In the 21st century, businesses and investments are increasingly becoming global enterprises. While multinationalism can help foster business success and protect individual assets from market dangers, it also presents tax complications that draw a keen interest from the IRS.
A new tax enforcement structure targeting offshore tax evaders is currently in the early stages of implementation. But, tax reporting requirements can be complex when it comes to foreign assets, and even seemingly innocent mistakes can draw heavy penalties from the IRS. Any U.S. citizen with assets overseas can benefit from the services of a Boston tax attorney and a basic understanding of the new compliance framework for foreign asset holders.
FACTA Reporting By Foreign Financial Institutions Increases Risk of Getting Caught
The Foreign Accounts Tax Compliance Act, or FATCA, means big changes for almost every citizen and business with foreign accounts. Enacted in 2010, FATCA forces foreign financial institutions to disclose the names of American account holders to the IRS or face a 30 percent withholding tax on payments originating from U.S. sources.
Technically, the reporting requirement of FACTA does not go into effect until Jan. 1, 2014. However, many institutions are making preparations for the deadline, and some are already beginning to make disclosures to the IRS.

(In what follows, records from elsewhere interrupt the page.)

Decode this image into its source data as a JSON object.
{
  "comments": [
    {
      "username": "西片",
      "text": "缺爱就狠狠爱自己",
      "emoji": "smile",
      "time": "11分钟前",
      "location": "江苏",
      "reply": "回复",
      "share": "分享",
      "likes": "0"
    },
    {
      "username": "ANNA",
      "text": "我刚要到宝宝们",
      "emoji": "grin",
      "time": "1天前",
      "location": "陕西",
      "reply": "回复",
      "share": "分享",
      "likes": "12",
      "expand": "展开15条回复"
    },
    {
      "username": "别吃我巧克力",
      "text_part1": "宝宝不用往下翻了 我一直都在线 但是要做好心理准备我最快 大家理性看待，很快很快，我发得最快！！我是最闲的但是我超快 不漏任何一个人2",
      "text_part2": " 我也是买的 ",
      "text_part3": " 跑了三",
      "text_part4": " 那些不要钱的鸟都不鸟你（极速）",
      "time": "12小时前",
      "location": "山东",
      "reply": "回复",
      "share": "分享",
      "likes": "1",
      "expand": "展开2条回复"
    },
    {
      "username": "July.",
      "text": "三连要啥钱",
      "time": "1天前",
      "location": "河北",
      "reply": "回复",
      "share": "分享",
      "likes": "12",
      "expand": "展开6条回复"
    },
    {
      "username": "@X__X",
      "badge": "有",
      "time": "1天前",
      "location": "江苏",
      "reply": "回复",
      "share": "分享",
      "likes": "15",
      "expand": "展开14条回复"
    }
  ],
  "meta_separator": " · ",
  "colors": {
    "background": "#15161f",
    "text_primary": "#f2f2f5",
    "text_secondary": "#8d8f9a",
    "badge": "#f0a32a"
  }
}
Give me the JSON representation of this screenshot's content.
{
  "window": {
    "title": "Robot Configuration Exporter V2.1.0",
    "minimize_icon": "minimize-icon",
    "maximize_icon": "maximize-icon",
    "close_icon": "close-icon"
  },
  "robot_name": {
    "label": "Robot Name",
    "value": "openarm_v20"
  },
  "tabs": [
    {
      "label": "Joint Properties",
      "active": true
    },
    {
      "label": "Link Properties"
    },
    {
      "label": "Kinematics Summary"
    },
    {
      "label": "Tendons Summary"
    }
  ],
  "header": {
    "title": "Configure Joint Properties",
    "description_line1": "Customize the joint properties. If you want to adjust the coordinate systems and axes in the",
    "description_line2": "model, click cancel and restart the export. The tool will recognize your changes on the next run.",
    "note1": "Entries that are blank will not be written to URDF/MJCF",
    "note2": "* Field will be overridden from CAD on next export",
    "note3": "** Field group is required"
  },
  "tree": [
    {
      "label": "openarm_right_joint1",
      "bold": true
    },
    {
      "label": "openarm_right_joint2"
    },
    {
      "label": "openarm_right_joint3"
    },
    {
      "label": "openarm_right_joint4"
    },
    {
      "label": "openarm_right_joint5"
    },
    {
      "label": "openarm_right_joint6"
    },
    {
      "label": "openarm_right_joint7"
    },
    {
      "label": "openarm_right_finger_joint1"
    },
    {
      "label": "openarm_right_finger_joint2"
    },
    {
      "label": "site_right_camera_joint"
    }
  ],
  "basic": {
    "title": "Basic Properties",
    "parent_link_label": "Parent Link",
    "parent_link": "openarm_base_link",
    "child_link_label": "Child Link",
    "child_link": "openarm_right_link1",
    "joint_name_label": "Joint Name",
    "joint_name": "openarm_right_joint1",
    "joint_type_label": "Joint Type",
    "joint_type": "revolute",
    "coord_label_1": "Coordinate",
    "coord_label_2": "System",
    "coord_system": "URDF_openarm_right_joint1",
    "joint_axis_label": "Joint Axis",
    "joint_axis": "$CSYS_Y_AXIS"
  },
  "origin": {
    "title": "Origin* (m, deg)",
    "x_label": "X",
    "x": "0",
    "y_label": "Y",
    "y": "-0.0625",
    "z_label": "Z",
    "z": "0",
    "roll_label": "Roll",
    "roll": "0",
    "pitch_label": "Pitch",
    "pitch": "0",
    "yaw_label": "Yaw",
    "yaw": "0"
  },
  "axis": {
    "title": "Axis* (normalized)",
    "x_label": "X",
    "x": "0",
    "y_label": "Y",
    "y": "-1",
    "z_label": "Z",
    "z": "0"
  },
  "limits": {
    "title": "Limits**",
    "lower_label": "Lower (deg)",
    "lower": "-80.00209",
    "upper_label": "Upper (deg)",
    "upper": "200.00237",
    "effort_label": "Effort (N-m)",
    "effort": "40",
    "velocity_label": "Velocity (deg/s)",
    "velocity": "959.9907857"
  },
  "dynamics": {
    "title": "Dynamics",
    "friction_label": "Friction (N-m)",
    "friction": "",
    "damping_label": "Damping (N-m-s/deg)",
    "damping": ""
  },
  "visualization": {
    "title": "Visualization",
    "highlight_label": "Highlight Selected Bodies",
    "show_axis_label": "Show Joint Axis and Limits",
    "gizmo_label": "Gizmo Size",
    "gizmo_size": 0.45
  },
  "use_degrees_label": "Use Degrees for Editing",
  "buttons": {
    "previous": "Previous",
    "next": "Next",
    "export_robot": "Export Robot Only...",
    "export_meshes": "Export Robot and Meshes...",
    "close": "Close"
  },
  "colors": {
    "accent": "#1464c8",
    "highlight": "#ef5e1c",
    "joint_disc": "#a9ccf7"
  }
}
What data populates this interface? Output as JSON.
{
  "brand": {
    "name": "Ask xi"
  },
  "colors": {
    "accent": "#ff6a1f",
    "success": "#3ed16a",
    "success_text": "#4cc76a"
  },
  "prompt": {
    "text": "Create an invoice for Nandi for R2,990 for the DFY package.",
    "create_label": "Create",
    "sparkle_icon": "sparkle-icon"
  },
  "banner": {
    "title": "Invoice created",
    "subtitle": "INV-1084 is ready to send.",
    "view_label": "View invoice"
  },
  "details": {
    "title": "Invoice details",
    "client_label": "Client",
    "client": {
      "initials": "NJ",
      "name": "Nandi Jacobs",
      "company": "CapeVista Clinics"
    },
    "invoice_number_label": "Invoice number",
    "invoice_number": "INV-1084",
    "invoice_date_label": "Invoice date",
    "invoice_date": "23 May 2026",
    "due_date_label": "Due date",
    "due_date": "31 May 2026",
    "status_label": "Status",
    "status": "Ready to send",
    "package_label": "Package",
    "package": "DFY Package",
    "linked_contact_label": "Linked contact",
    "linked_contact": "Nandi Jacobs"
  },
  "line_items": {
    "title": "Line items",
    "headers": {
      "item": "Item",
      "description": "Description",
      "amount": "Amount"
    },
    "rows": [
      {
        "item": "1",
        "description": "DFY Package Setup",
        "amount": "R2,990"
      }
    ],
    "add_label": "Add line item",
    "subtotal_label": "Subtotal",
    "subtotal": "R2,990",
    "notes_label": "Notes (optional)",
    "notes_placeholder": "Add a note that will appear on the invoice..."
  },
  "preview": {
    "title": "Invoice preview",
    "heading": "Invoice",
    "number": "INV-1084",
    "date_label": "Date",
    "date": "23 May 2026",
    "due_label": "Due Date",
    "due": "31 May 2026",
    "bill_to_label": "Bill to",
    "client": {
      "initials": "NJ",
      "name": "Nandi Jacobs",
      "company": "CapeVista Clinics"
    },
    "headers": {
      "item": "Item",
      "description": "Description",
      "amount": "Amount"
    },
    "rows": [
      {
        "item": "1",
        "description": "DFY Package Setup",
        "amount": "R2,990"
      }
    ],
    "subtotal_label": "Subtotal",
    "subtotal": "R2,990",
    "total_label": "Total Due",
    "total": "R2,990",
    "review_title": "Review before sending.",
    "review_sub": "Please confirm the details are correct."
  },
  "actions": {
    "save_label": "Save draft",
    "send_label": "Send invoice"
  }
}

FACTA means that the IRS will soon have unfettered access to information that was formerly far beyond its reach. Bolstered by an influx of financial disclosures, the IRS has already launched a crackdown on international tax evasion, and efforts should be expected to draw more people into the tax enforcement web as FACTA reports increasingly flow into the hands of watchful IRS agents.
Failure to File FBAR Form Can Result In $100,000 Fine
FACTA can land taxpayers in hot water in a number of ways. One of the most obvious is by alerting the IRS when taxpayers run afoul of Foreign Bank and Financial Accounts ("FBAR") reporting requirements.
An FBAR form must be filed yearly on or before June 30 by individuals or entities with a financial interest, or even signature authority, in foreign financial accounts whose total value exceeds $10,000 at any time during the calendar year to be reported. Even when the back tax and interest on unreported income from offshore accounts is miniscule, fines for failing to disclose can be up to the greater of $100,000 or 50 percent of the total balance of the foreign account per violation.
Get Help With Your Tax Issues From a Massachusetts Attorney
FACTA empowers the IRS to detect FBAR and other technical tax violations in ways that were previously not possible. If you are a foreign asset holder and are concerned about your potential liability under the IRS penalty scheme, contact an experienced tax attorney today.